Engaging Male Allies on Women, Peace and Security

Crowd shot of the room featuring speakers and audience members
Publication Date: 
26 Jul 2016

News Type:

On July 21, 2016, the International Foundation for Electoral Systems (IFES) and the Office of Congresswoman Sheila Jackson Lee (TX-18) hosted “Engaging Male Allies on Women, Peace and Security,” the seventh installment of the “Women, Peace and Security” Capitol Hill breakfast briefing series.

Bill Sweeney, IFES President and CEO, and Dr. Beata Martin- Rozumiłowicz, IFES Regional Director for Europe and Eurasia, opened the event by highlighting IFES’ global focus on women’s empowerment, including its developing Male Allies for Leadership Equality (MALE) training curriculum, which puts into practice a systemic and practical approach to work toward the understanding that gender equality and women’s empowerment will only be achieved when women and men work together toward that goal.

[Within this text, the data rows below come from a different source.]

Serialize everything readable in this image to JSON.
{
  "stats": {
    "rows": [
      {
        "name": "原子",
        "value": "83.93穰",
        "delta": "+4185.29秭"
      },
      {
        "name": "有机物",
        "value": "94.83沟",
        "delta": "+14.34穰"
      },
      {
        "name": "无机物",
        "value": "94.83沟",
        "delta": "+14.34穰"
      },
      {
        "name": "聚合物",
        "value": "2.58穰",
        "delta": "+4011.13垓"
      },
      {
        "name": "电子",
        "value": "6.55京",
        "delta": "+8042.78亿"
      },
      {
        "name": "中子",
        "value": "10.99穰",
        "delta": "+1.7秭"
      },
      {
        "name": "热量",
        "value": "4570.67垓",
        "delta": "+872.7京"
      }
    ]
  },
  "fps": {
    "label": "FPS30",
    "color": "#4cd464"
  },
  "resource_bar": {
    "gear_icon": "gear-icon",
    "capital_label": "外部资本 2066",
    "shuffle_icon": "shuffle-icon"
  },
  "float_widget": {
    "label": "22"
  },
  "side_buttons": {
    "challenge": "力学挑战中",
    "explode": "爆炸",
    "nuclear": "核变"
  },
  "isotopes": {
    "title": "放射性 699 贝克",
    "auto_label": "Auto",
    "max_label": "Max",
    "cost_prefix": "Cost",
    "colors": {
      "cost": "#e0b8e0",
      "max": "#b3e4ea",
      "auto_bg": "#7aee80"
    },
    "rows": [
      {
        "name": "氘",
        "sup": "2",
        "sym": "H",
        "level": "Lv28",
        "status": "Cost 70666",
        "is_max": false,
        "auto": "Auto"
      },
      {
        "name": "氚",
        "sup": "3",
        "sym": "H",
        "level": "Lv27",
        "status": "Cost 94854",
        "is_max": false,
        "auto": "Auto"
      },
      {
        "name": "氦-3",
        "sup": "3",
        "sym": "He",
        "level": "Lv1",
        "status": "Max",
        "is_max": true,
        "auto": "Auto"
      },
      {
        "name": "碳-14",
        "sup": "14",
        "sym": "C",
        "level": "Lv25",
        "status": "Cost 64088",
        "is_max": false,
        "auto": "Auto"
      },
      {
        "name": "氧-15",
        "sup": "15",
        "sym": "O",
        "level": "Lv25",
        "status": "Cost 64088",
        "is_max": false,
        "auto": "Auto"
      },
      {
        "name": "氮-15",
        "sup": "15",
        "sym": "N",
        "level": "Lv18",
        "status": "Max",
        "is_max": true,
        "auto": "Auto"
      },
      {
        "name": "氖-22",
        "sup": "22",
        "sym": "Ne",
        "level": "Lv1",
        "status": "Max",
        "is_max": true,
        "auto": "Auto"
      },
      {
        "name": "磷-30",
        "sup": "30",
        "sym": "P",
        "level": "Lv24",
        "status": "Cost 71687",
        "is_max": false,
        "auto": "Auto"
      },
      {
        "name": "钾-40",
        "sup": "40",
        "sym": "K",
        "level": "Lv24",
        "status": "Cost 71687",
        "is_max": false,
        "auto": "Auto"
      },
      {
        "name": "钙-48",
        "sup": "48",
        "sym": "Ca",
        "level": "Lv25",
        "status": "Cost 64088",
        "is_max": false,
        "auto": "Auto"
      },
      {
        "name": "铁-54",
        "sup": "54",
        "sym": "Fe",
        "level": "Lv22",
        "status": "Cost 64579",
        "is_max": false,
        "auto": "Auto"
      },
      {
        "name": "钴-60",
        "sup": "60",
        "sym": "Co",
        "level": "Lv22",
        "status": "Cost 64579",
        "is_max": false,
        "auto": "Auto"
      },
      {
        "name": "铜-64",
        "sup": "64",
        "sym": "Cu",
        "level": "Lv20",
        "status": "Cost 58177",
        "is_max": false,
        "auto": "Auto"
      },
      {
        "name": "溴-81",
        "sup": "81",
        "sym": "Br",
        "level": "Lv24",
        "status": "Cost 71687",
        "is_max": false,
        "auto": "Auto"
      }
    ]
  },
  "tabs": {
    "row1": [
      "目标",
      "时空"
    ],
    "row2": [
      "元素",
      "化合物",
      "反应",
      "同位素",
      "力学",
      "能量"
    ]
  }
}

Dr. Martin-Rozumiłowicz then introduced the panel, which was comprised of Ambassador Steven E. Steiner, Gender Advisor for the U.S. Institute of Peace (USIP); Randal Mason, Principal of Randal Mason Consulting; and Vasu Mohan, IFES Regional Director for Asia-Pacific.

Ambassador Steiner first discussed the role that men can play in furthering the goals of United Nations Security Council Resolution (UNSCR) 1325 on Women, Peace and Security. He has found men to be the “indispensable other side of the UNSCR coin” and has sought to proactively engage male allies throughout USIP’s programming. Working with networks of non-governmental organizations in places like the Balkans and Afghanistan, USIP has provided training that aims to build trust among male participants and teach them how to deal with anger and achieve objectives without resorting to violence.

Mason then provided the audience with an overview of how to be a male ally and their role within gender equality strategies. He urged men to support women’s organizations, particularly those with identities different from their own, which comprises the first step of “knowing when to show up.” The next step, “knowing when to speak up,” involves active listening and investments in bystander education programs, and is followed by “knowing when to shut up,” which he explained as knowing when to step back and let those already leading in this space speak up. Mason closed by stating that even though “there is so much to do … the good news is women have done a lot of the work for us,” and encouraged allies to seek out writing by authors like bell hooks and those featured on blogs like Everyday Feminism.

Circling the conversation back to examples of male allies in action, Mohan highlighted male allies IFES has encountered in countries such as Afghanistan and the Maldives, in roles as diverse as fathers, husbands, trainers, and election Commissioners. He spoke of how, for example, large numbers of men were engaged as allies in IFES’ flagship Muslim Women’s Initiative in India. Senior scholars were involved in reaching out to other male leaders and mitigating their reluctance to allowing women to attend IFES workshops, with many eventually becoming allies and champions. To demonstrate the importance of gender equality for both men and women, Mohan cited Bahá'í writings, which state that “as long as women are prevented from attaining their highest possibilities, so long will men be unable to achieve the greatness which might be theirs.” To emphasize this point, Steiner advocated for teaching men that gender equality within their families, communities, and countries is not a zero-sum game. Mohan added that such equality involves respecting both women and traits considered feminine, whether they are displayed by men or women.

Panelists then fielded questions from audience members about best practices for engaging male allies, transgender women, and female university student leaders; program design and evaluation, especially across countries with different social and economic conditions; changes needed in the security sector and its institutions; and potential “lessons learned” for the United States. Dr. Martin-Rozumiłowicz then invited panelists to share a few concluding remarks, which covered the importance of including young men and women’s voices, as well as being cognizant of intersectionality and differences in power and access to resources at the institutional and individual levels.

To view a photo gallery of the event, please click here.

IFES’ next “Women, Peace and Security” briefing will be held on Thursday, September 22, 2016. To RSVP, please contact Liz Sidell at esidell@ifes.org.

Summaries of previous “Women, Peace and Security” breakfast briefings can be found below.